Reader reviews on Amazon of his debut novel Over Exposure — "the flashiest, edgiest comedy of modern life in recent years" — include this glowing five-star testimonial from one J. Malvern: "Highly enjoyable whodunnit that will appeal to fans of Iain Banks and anyone seeking an insight into the hollow circus that is the London gossip scene."
That surely couldn't be Jack Malvern — arts reporter at The Times?
And a certain Pete Goodman reviews it thus: "Hugo Rifkind is a newcomer to the writing scene, but has arrived with a bang. Over Exposure is a smart, sassy and sordid book — completely unputdownable. I look forward to Hugo's next."

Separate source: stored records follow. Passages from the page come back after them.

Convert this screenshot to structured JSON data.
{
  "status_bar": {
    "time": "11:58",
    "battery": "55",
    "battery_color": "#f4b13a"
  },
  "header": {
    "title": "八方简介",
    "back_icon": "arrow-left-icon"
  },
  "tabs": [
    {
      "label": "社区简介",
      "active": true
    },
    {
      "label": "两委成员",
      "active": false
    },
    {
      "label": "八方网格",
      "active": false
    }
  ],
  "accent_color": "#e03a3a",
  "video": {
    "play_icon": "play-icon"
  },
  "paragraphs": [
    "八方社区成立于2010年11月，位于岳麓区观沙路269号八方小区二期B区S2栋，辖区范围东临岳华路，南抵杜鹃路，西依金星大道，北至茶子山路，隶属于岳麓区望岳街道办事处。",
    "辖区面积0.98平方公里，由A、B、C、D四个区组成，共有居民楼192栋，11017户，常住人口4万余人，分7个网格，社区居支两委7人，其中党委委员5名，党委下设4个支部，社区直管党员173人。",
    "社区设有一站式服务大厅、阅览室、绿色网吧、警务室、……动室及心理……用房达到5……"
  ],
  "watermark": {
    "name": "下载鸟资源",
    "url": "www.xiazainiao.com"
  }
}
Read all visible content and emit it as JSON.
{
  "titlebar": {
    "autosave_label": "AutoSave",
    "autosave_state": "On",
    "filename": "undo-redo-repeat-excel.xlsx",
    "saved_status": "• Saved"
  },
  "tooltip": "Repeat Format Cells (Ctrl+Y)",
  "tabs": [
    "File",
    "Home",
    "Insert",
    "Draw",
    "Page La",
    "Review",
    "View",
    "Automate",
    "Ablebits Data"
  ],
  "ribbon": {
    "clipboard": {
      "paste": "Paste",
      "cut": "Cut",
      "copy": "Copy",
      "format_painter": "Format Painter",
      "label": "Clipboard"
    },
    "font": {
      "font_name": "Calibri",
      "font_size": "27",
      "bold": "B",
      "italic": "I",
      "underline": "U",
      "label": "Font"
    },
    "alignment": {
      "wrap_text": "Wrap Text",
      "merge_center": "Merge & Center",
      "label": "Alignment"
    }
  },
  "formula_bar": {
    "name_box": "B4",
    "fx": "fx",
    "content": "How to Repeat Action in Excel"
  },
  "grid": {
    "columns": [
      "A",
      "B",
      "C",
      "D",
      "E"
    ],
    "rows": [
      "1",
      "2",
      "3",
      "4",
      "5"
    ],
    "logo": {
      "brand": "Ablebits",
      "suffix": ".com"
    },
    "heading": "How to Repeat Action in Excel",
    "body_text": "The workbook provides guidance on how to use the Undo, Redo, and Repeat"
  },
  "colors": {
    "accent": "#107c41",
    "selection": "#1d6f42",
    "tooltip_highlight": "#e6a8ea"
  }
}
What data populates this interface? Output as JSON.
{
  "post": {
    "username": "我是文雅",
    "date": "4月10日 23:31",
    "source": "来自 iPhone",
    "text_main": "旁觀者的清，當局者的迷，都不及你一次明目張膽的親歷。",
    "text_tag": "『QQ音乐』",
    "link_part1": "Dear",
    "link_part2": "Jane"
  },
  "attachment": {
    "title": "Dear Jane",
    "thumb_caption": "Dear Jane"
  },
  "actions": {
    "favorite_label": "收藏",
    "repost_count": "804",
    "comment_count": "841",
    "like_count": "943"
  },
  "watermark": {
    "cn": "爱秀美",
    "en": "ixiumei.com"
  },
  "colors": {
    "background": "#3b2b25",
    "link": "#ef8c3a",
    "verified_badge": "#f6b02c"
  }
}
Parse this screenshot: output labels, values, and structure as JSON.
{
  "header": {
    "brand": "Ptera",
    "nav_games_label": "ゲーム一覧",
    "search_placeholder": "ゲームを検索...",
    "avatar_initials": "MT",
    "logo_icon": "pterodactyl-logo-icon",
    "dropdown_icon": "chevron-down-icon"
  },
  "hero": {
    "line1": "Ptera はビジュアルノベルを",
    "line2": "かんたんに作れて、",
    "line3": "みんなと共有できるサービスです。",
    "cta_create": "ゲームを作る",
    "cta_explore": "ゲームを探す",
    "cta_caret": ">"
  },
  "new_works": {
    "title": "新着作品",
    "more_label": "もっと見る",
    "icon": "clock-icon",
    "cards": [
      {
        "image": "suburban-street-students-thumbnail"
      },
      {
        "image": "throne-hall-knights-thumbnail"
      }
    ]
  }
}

Goodman was so excited, he managed to read the book and write his review some four days before the tome had actually been published. Presumably he had an advance copy.
Not that it has helped Rifkind's success — a quick glance at the Amazon rankings shows that Over Exposure is at 120,441.
Leith's dead pets book: not hard to put down
MEANWHILE, the tome about dead pets, which has been written by Telegraph books editor, Sam Leith, staggers closer towards literary heaven. Daddy, Is Timmy in Heaven Now? is hovering at 198,437 in the Amazon rankings. As for the Amazon position of Kelvin MacKenzie's book, The John Prescott Kama Sutra? Don't even go there…
Chancellor can't get his numbers right
Sunday Life editor Jim Flanagan was relaxing in Glasgow over a pie and a pint during the Society of Editors conference when his phone rang. "It's Gordon," announced a familiar- sounding voice on the other end. Flanagan racked his brains. "I don't know anyone called Gordon," he told the caller, "who are you?"
"This is Gordon Brown."
"And who are you?"
"I'm Jim Flanagan, the editor of Sunday Life."
"Well Mr Flanagan, it appears your mobile phone is one digit different from that of one of my close friends."
With that, and before Flanagan could land his paper a fluke scoop, the Chancellor of the Exchequer rang off.
Honeymooning Oliver misses gay gong show
CONGRATS to the Mail on Sunday's Jonathan Oliver for being awarded journalist of the year by the gay rights organisation, Stonewall. Oliver won the award for his scoop about how Cardinal Cormac Murphy-O'Connor had sacked his press officer, Stephen Noon, for being gay. In previous years, the award has gone to gay and lesbian journalists, but Oliver — who toils away in the gay (by which I mean happy) climate of Associated — was on honeymoon when the awards ceremony took place. Peter Dobbie — who is not one of the MoS staffers who calls gay people "poofs" — collected the award on behalf of Oliver.
Fireworks pic: An illuminating tale of déja-vu
CONVICTED rapist Owen Oyston has attempted to beef up his Northwest magazines by recruiting old timers from Lancashire Life, the title he sold to Archant.
Sadly for him, they've brought their old ideas with them.
His "new-look" Lancashire Magazine has a striking November cover shot of fireworks over Blackpool Tower. It was also striking back in November 1999 when the very same shot was first used as the cover by arch-rival Lancashire Life.
The picture carries the by-line Robert Fulwood. Back in 1999, it was credited to freelance Bill Wilkinson. By sheer coincidence, Bill lives in a part of Preston called Fulwood.
Flight promo goes down like a lead balloon
THAT most monk-like of commentators, David Aaronovitch, was in his pulpit again last week, demanding that the world take the Stern report on green politics seriously. Aaronovitch's report appeared in The Times. The same Times which, just a few hours later, was running a "Free flight to Europe for every reader" offer. Not exactly the greenest of messages.
Keen Gardiner now footloose and fancy-free
ASSOCIATED Press has rather carelessly just lost the services of its British political correspondent, Beth Gardiner. The respected Gardiner, long a fixture at Foreign Office briefings and at 10 Downing Street press conferences, has quit the American wire service to go freelance and intends to stay in London.